TRADING on East African stock exchanges has been hit by the impact of the coronavirus pandemic to register low turnover and market capitalisation records in recently days.
The three exchange indices- Dar es Salaam Stock Exchange (DSE), Nairobi Securities Exchange (NSE) and Uganda Securities Exchange (USE)-started to show plunging sign at the beginning this month’s second week.
The exchanges also felt the contagious effect that spill-over form cross-listed stocks originated from NSE, the largest in the region.
The meltdown of NSE trading last Friday triggered a circuit breaker 30 minutes before the closing bell after investors’ panic following the announcement of the first coronavirus case in Kenya.
Report from Kenya shows that NSE total market capitalisation dropped by Ksh120 billion ($1.2bn) – one of the largest declines in a single day in the history of the bourse.
The value of all stocks closed at Ksh2.04 trillion, compared to Ksh2.16 trillion on Thursday.
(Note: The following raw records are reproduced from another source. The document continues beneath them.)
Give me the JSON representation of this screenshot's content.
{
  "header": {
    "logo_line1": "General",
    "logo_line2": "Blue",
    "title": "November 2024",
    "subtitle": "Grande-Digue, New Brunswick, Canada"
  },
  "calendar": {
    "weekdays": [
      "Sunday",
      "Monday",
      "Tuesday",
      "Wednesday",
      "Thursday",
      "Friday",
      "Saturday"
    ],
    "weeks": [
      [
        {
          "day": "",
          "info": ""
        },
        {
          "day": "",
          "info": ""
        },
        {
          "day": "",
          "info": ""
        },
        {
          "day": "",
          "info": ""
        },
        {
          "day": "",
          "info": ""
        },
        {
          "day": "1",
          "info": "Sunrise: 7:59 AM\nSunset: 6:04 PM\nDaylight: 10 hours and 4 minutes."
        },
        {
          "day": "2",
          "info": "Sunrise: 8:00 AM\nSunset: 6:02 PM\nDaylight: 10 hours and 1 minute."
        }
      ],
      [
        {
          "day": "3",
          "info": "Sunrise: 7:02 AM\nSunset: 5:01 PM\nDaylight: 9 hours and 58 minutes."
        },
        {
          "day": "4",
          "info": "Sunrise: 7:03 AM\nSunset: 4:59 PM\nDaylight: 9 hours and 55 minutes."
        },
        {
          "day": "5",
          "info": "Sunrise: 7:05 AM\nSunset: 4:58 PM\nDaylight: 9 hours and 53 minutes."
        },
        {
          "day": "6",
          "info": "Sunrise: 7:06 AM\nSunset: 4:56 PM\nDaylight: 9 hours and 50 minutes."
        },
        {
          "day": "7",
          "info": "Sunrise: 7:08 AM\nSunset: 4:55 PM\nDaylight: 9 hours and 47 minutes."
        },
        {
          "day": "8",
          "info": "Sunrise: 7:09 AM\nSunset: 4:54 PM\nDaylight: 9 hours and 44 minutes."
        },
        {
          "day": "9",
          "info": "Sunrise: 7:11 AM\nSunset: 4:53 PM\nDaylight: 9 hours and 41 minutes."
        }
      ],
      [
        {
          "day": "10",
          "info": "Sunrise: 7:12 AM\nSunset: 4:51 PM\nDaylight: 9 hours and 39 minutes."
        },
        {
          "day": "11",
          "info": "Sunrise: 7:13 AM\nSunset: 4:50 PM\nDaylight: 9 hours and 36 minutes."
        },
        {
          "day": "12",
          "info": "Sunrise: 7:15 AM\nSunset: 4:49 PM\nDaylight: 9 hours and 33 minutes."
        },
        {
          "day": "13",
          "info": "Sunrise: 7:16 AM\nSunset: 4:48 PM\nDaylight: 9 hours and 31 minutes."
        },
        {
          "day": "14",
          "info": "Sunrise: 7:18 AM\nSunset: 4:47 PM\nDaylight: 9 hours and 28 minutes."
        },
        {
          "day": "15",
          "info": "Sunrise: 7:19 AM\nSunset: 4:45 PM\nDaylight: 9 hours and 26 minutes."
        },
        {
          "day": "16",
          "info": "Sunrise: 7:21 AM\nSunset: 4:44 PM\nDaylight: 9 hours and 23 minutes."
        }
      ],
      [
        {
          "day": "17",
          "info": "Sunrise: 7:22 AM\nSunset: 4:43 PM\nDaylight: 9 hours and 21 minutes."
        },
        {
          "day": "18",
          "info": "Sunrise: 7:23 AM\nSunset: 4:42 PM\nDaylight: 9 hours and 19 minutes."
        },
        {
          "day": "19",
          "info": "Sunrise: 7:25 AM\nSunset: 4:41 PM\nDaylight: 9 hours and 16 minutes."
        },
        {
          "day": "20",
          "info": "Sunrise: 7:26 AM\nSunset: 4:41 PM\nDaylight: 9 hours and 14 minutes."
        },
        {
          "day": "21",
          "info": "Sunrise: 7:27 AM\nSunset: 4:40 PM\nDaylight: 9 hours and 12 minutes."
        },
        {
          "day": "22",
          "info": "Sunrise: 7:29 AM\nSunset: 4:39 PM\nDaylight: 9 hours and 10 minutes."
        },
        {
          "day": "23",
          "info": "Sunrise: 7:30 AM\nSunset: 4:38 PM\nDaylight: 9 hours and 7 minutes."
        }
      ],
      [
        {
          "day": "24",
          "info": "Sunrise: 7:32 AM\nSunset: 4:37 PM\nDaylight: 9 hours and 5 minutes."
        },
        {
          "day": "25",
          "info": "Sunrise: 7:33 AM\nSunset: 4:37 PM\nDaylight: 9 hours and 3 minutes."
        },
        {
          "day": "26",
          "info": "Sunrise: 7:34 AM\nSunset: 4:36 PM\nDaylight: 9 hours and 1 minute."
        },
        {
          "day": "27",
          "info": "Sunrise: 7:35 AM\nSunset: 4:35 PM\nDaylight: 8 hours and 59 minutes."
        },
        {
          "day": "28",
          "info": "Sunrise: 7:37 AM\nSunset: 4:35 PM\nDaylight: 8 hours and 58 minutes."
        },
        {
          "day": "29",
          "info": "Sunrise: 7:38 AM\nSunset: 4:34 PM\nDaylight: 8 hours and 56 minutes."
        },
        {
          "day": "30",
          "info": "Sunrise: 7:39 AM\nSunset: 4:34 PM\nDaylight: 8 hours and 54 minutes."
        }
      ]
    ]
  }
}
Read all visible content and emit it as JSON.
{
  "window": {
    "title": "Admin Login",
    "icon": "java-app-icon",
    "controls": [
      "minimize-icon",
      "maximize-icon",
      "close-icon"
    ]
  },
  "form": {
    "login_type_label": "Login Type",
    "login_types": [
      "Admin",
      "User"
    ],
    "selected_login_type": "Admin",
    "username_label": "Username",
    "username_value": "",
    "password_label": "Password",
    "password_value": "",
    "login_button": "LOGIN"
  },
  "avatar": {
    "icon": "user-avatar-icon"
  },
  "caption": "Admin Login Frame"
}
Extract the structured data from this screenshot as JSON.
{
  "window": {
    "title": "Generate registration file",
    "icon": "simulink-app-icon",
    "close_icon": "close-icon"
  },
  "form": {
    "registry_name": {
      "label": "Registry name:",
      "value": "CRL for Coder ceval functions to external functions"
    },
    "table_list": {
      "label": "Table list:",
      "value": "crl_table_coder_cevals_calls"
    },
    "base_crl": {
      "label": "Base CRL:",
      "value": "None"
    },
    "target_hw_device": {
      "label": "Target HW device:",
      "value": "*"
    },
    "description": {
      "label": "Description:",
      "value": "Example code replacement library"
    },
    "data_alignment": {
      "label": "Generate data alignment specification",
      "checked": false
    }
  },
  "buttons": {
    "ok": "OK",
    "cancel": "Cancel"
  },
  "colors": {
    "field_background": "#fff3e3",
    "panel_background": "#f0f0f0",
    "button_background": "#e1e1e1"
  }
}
In Tanzania DSE All Share Index (DSEI) was not spared losing 67.32 points and closing the week at 1,988.62 points.
The total market capitalisation shredded 3.27per cent and closing the week at 16.51tri/-. Also trading on USE hit an alltime low recording a paltry Ush1.89 million in Thursday’s trading from only 10,700 shares.
Orbit Securities said DSEI was mainly affected after melting down cross listed firms due to panicky investors that caused NSE circuit breaker “On top of the decline of domestic counters, the DSEI retreat came from tanking cross listed counters as the Kenyan market melted, leading to a triggering of the market’s circuit breaker on Friday,” Orbit said in its weekly market synopsis on Tuesday.
The top cross listed loser to DSE was Kenya Airways which dropped by 20 per cent following cancellation of numerous flights as well as global scale down of travels due to attempts to contain the coronavirus.
The large caps, KCB Bank and East African Breweries both went down 8.93 per cent and 4.44 per cent respectively.
National Media Group lost 5.97 per cent while Jubilee Holdings and Uchumi Supermarket remained rigid.Orbit said “for a second week in a row, foreign investors’ participation into DSE was minimal due to uncertainties in the global financial markets thus investors parking funds in safe assets”.During the week, foreign investors participated on the buying side, while locals dominated the market with a participation rate of 97.8 per cent and 100per cent on the buying and sell side respectively.”